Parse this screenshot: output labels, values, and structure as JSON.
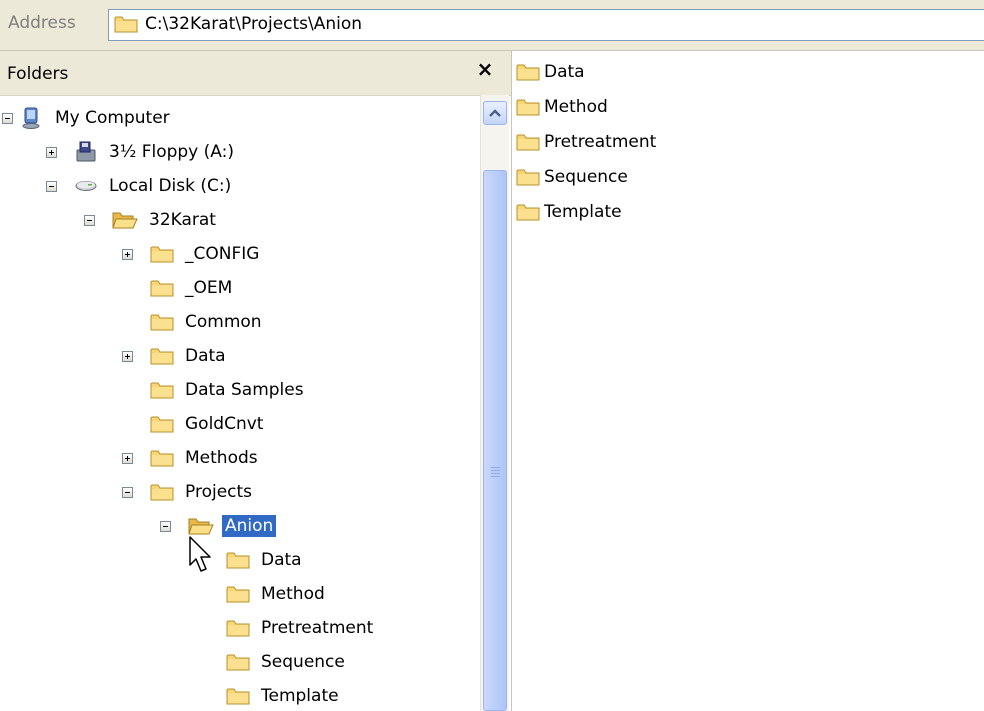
{
  "address_bar": {
    "label": "Address",
    "path": "C:\\32Karat\\Projects\\Anion",
    "icon": "folder-icon"
  },
  "folders_pane": {
    "title": "Folders",
    "close_label": "×",
    "tree": [
      {
        "label": "My Computer",
        "icon": "computer-icon",
        "expander": "minus"
      },
      {
        "label": "3½ Floppy (A:)",
        "icon": "floppy-icon",
        "expander": "plus"
      },
      {
        "label": "Local Disk (C:)",
        "icon": "drive-icon",
        "expander": "minus"
      },
      {
        "label": "32Karat",
        "icon": "open-folder-icon",
        "expander": "minus"
      },
      {
        "label": "_CONFIG",
        "icon": "folder-icon",
        "expander": "plus"
      },
      {
        "label": "_OEM",
        "icon": "folder-icon",
        "expander": "none"
      },
      {
        "label": "Common",
        "icon": "folder-icon",
        "expander": "none"
      },
      {
        "label": "Data",
        "icon": "folder-icon",
        "expander": "plus"
      },
      {
        "label": "Data Samples",
        "icon": "folder-icon",
        "expander": "none"
      },
      {
        "label": "GoldCnvt",
        "icon": "folder-icon",
        "expander": "none"
      },
      {
        "label": "Methods",
        "icon": "folder-icon",
        "expander": "plus"
      },
      {
        "label": "Projects",
        "icon": "folder-icon",
        "expander": "minus"
      },
      {
        "label": "Anion",
        "icon": "open-folder-icon",
        "expander": "minus",
        "selected": true
      },
      {
        "label": "Data",
        "icon": "folder-icon",
        "expander": "none"
      },
      {
        "label": "Method",
        "icon": "folder-icon",
        "expander": "none"
      },
      {
        "label": "Pretreatment",
        "icon": "folder-icon",
        "expander": "none"
      },
      {
        "label": "Sequence",
        "icon": "folder-icon",
        "expander": "none"
      },
      {
        "label": "Template",
        "icon": "folder-icon",
        "expander": "none"
      }
    ]
  },
  "contents_pane": {
    "items": [
      {
        "label": "Data",
        "icon": "folder-icon"
      },
      {
        "label": "Method",
        "icon": "folder-icon"
      },
      {
        "label": "Pretreatment",
        "icon": "folder-icon"
      },
      {
        "label": "Sequence",
        "icon": "folder-icon"
      },
      {
        "label": "Template",
        "icon": "folder-icon"
      }
    ]
  },
  "colors": {
    "selection": "#316ac5",
    "chrome": "#ece9d8",
    "folder": "#f7d674"
  }
}
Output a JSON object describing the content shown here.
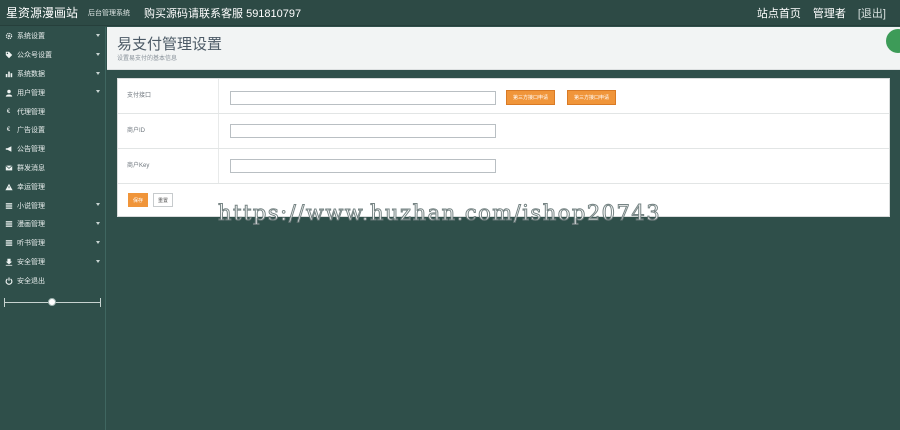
{
  "topbar": {
    "brand": "星资源漫画站",
    "brand_sub": "后台管理系统",
    "notice": "购买源码请联系客服 591810797",
    "home_link": "站点首页",
    "admin_link": "管理者",
    "logout_link": "[退出]"
  },
  "sidebar": {
    "items": [
      {
        "label": "系统设置",
        "icon": "gear-icon",
        "expandable": true
      },
      {
        "label": "公众号设置",
        "icon": "tag-icon",
        "expandable": true
      },
      {
        "label": "系统数据",
        "icon": "bar-chart-icon",
        "expandable": true
      },
      {
        "label": "用户管理",
        "icon": "user-icon",
        "expandable": true
      },
      {
        "label": "代理管理",
        "icon": "euro-icon",
        "expandable": false
      },
      {
        "label": "广告设置",
        "icon": "euro-icon",
        "expandable": false
      },
      {
        "label": "公告管理",
        "icon": "megaphone-icon",
        "expandable": false
      },
      {
        "label": "群发消息",
        "icon": "mail-icon",
        "expandable": false
      },
      {
        "label": "幸运管理",
        "icon": "warning-icon",
        "expandable": false
      },
      {
        "label": "小说管理",
        "icon": "list-icon",
        "expandable": true
      },
      {
        "label": "漫画管理",
        "icon": "list-icon",
        "expandable": true
      },
      {
        "label": "听书管理",
        "icon": "list-icon",
        "expandable": true
      },
      {
        "label": "安全管理",
        "icon": "download-icon",
        "expandable": true
      },
      {
        "label": "安全退出",
        "icon": "power-icon",
        "expandable": false
      }
    ]
  },
  "header": {
    "title": "易支付管理设置",
    "subtitle": "设置易支付的基本信息"
  },
  "form": {
    "rows": [
      {
        "label": "支付接口",
        "value": "",
        "placeholder": ""
      },
      {
        "label": "商户ID",
        "value": "",
        "placeholder": ""
      },
      {
        "label": "商户Key",
        "value": "",
        "placeholder": ""
      }
    ],
    "apply_button_1": "第三方接口申请",
    "apply_button_2": "第三方接口申请",
    "save_button": "保存",
    "reset_button": "重置"
  },
  "watermark": "https://www.huzhan.com/ishop20743",
  "colors": {
    "sidebar_bg": "#2f4f4a",
    "accent_orange": "#f0953a",
    "fab_green": "#3d9b58"
  }
}
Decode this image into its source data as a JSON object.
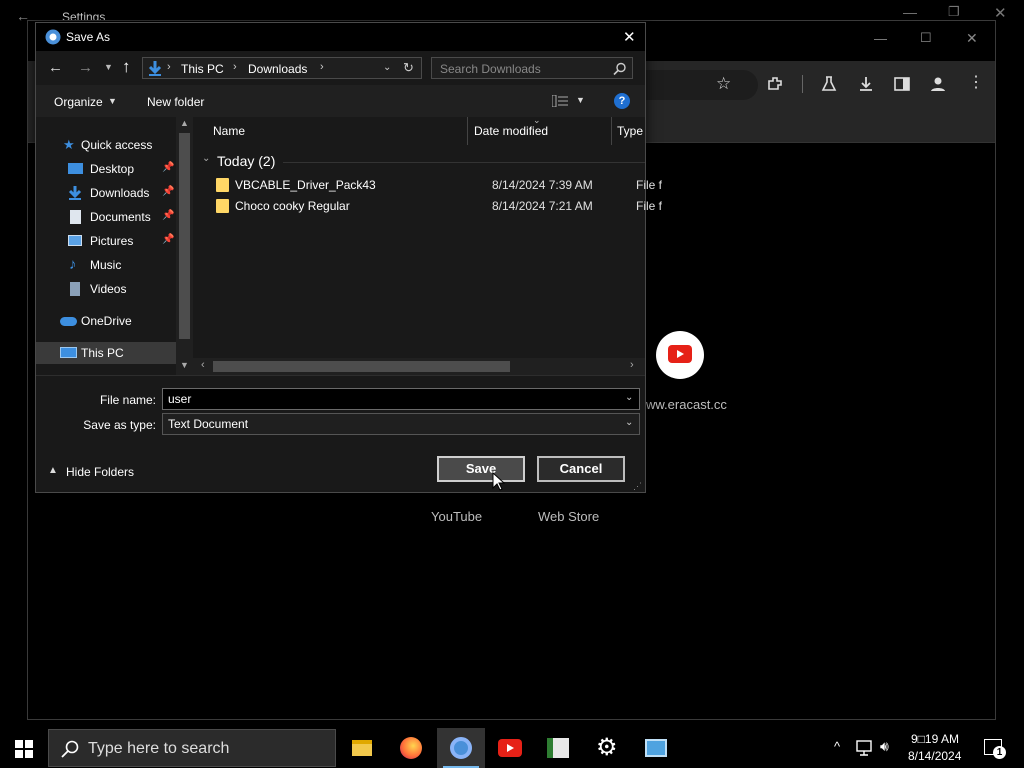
{
  "settings_window": {
    "title": "Settings"
  },
  "chrome": {
    "shortcuts": [
      {
        "label": "YouTube"
      },
      {
        "label": "Web Store"
      }
    ],
    "partial_site_url": "ww.eracast.cc"
  },
  "dialog": {
    "title": "Save As",
    "breadcrumb": [
      "This PC",
      "Downloads"
    ],
    "search_placeholder": "Search Downloads",
    "commands": {
      "organize": "Organize",
      "new_folder": "New folder"
    },
    "nav_items": [
      {
        "label": "Quick access",
        "icon": "star-icon"
      },
      {
        "label": "Desktop",
        "icon": "desktop-icon",
        "pinned": true
      },
      {
        "label": "Downloads",
        "icon": "download-icon",
        "pinned": true
      },
      {
        "label": "Documents",
        "icon": "document-icon",
        "pinned": true
      },
      {
        "label": "Pictures",
        "icon": "pictures-icon",
        "pinned": true
      },
      {
        "label": "Music",
        "icon": "music-icon"
      },
      {
        "label": "Videos",
        "icon": "video-icon"
      },
      {
        "label": "OneDrive",
        "icon": "cloud-icon"
      },
      {
        "label": "This PC",
        "icon": "computer-icon",
        "selected": true
      }
    ],
    "columns": {
      "name": "Name",
      "date_modified": "Date modified",
      "type": "Type"
    },
    "group_label": "Today (2)",
    "files": [
      {
        "name": "VBCABLE_Driver_Pack43",
        "date": "8/14/2024 7:39 AM",
        "type": "File f"
      },
      {
        "name": "Choco cooky Regular",
        "date": "8/14/2024 7:21 AM",
        "type": "File f"
      }
    ],
    "file_name_label": "File name:",
    "file_name_value": "user",
    "save_type_label": "Save as type:",
    "save_type_value": "Text Document",
    "hide_folders": "Hide Folders",
    "save_button": "Save",
    "cancel_button": "Cancel"
  },
  "taskbar": {
    "search_placeholder": "Type here to search",
    "apps": [
      "file-explorer-icon",
      "firefox-icon",
      "chrome-icon",
      "youtube-icon",
      "app-icon",
      "settings-gear-icon",
      "control-panel-icon"
    ],
    "clock_time": "9□19 AM",
    "clock_date": "8/14/2024",
    "notification_count": "1"
  }
}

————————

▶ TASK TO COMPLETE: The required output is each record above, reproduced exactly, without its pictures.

▶ EXERCISE RESULT:
Parse this screenshot: output labels, values, and structure as JSON.
{
  "address_bar": {
    "label": "Address",
    "path": "C:\\32Karat\\Projects\\Anion",
    "icon": "folder-icon"
  },
  "folders_pane": {
    "title": "Folders",
    "close_label": "×",
    "tree": [
      {
        "label": "My Computer",
        "icon": "computer-icon",
        "expander": "minus"
      },
      {
        "label": "3½ Floppy (A:)",
        "icon": "floppy-icon",
        "expander": "plus"
      },
      {
        "label": "Local Disk (C:)",
        "icon": "drive-icon",
        "expander": "minus"
      },
      {
        "label": "32Karat",
        "icon": "open-folder-icon",
        "expander": "minus"
      },
      {
        "label": "_CONFIG",
        "icon": "folder-icon",
        "expander": "plus"
      },
      {
        "label": "_OEM",
        "icon": "folder-icon",
        "expander": "none"
      },
      {
        "label": "Common",
        "icon": "folder-icon",
        "expander": "none"
      },
      {
        "label": "Data",
        "icon": "folder-icon",
        "expander": "plus"
      },
      {
        "label": "Data Samples",
        "icon": "folder-icon",
        "expander": "none"
      },
      {
        "label": "GoldCnvt",
        "icon": "folder-icon",
        "expander": "none"
      },
      {
        "label": "Methods",
        "icon": "folder-icon",
        "expander": "plus"
      },
      {
        "label": "Projects",
        "icon": "folder-icon",
        "expander": "minus"
      },
      {
        "label": "Anion",
        "icon": "open-folder-icon",
        "expander": "minus",
        "selected": true
      },
      {
        "label": "Data",
        "icon": "folder-icon",
        "expander": "none"
      },
      {
        "label": "Method",
        "icon": "folder-icon",
        "expander": "none"
      },
      {
        "label": "Pretreatment",
        "icon": "folder-icon",
        "expander": "none"
      },
      {
        "label": "Sequence",
        "icon": "folder-icon",
        "expander": "none"
      },
      {
        "label": "Template",
        "icon": "folder-icon",
        "expander": "none"
      }
    ]
  },
  "contents_pane": {
    "items": [
      {
        "label": "Data",
        "icon": "folder-icon"
      },
      {
        "label": "Method",
        "icon": "folder-icon"
      },
      {
        "label": "Pretreatment",
        "icon": "folder-icon"
      },
      {
        "label": "Sequence",
        "icon": "folder-icon"
      },
      {
        "label": "Template",
        "icon": "folder-icon"
      }
    ]
  },
  "colors": {
    "selection": "#316ac5",
    "chrome": "#ece9d8",
    "folder": "#f7d674"
  }
}
Output a JSON object describing the content shown here.
{
  "topbar": {
    "brand": "星资源漫画站",
    "brand_sub": "后台管理系统",
    "notice": "购买源码请联系客服 591810797",
    "home_link": "站点首页",
    "admin_link": "管理者",
    "logout_link": "[退出]"
  },
  "sidebar": {
    "items": [
      {
        "label": "系统设置",
        "icon": "gear-icon",
        "expandable": true
      },
      {
        "label": "公众号设置",
        "icon": "tag-icon",
        "expandable": true
      },
      {
        "label": "系统数据",
        "icon": "bar-chart-icon",
        "expandable": true
      },
      {
        "label": "用户管理",
        "icon": "user-icon",
        "expandable": true
      },
      {
        "label": "代理管理",
        "icon": "euro-icon",
        "expandable": false
      },
      {
        "label": "广告设置",
        "icon": "euro-icon",
        "expandable": false
      },
      {
        "label": "公告管理",
        "icon": "megaphone-icon",
        "expandable": false
      },
      {
        "label": "群发消息",
        "icon": "mail-icon",
        "expandable": false
      },
      {
        "label": "幸运管理",
        "icon": "warning-icon",
        "expandable": false
      },
      {
        "label": "小说管理",
        "icon": "list-icon",
        "expandable": true
      },
      {
        "label": "漫画管理",
        "icon": "list-icon",
        "expandable": true
      },
      {
        "label": "听书管理",
        "icon": "list-icon",
        "expandable": true
      },
      {
        "label": "安全管理",
        "icon": "download-icon",
        "expandable": true
      },
      {
        "label": "安全退出",
        "icon": "power-icon",
        "expandable": false
      }
    ]
  },
  "header": {
    "title": "易支付管理设置",
    "subtitle": "设置易支付的基本信息"
  },
  "form": {
    "rows": [
      {
        "label": "支付接口",
        "value": "",
        "placeholder": ""
      },
      {
        "label": "商户ID",
        "value": "",
        "placeholder": ""
      },
      {
        "label": "商户Key",
        "value": "",
        "placeholder": ""
      }
    ],
    "apply_button_1": "第三方接口申请",
    "apply_button_2": "第三方接口申请",
    "save_button": "保存",
    "reset_button": "重置"
  },
  "watermark": "https://www.huzhan.com/ishop20743",
  "colors": {
    "sidebar_bg": "#2f4f4a",
    "accent_orange": "#f0953a",
    "fab_green": "#3d9b58"
  }
}
Decode this image into its source data as a JSON object.
{
  "settings_window": {
    "title": "Settings"
  },
  "chrome": {
    "shortcuts": [
      {
        "label": "YouTube"
      },
      {
        "label": "Web Store"
      }
    ],
    "partial_site_url": "ww.eracast.cc"
  },
  "dialog": {
    "title": "Save As",
    "breadcrumb": [
      "This PC",
      "Downloads"
    ],
    "search_placeholder": "Search Downloads",
    "commands": {
      "organize": "Organize",
      "new_folder": "New folder"
    },
    "nav_items": [
      {
        "label": "Quick access",
        "icon": "star-icon"
      },
      {
        "label": "Desktop",
        "icon": "desktop-icon",
        "pinned": true
      },
      {
        "label": "Downloads",
        "icon": "download-icon",
        "pinned": true
      },
      {
        "label": "Documents",
        "icon": "document-icon",
        "pinned": true
      },
      {
        "label": "Pictures",
        "icon": "pictures-icon",
        "pinned": true
      },
      {
        "label": "Music",
        "icon": "music-icon"
      },
      {
        "label": "Videos",
        "icon": "video-icon"
      },
      {
        "label": "OneDrive",
        "icon": "cloud-icon"
      },
      {
        "label": "This PC",
        "icon": "computer-icon",
        "selected": true
      }
    ],
    "columns": {
      "name": "Name",
      "date_modified": "Date modified",
      "type": "Type"
    },
    "group_label": "Today (2)",
    "files": [
      {
        "name": "VBCABLE_Driver_Pack43",
        "date": "8/14/2024 7:39 AM",
        "type": "File f"
      },
      {
        "name": "Choco cooky Regular",
        "date": "8/14/2024 7:21 AM",
        "type": "File f"
      }
    ],
    "file_name_label": "File name:",
    "file_name_value": "user",
    "save_type_label": "Save as type:",
    "save_type_value": "Text Document",
    "hide_folders": "Hide Folders",
    "save_button": "Save",
    "cancel_button": "Cancel"
  },
  "taskbar": {
    "search_placeholder": "Type here to search",
    "apps": [
      "file-explorer-icon",
      "firefox-icon",
      "chrome-icon",
      "youtube-icon",
      "app-icon",
      "settings-gear-icon",
      "control-panel-icon"
    ],
    "clock_time": "9□19 AM",
    "clock_date": "8/14/2024",
    "notification_count": "1"
  }
}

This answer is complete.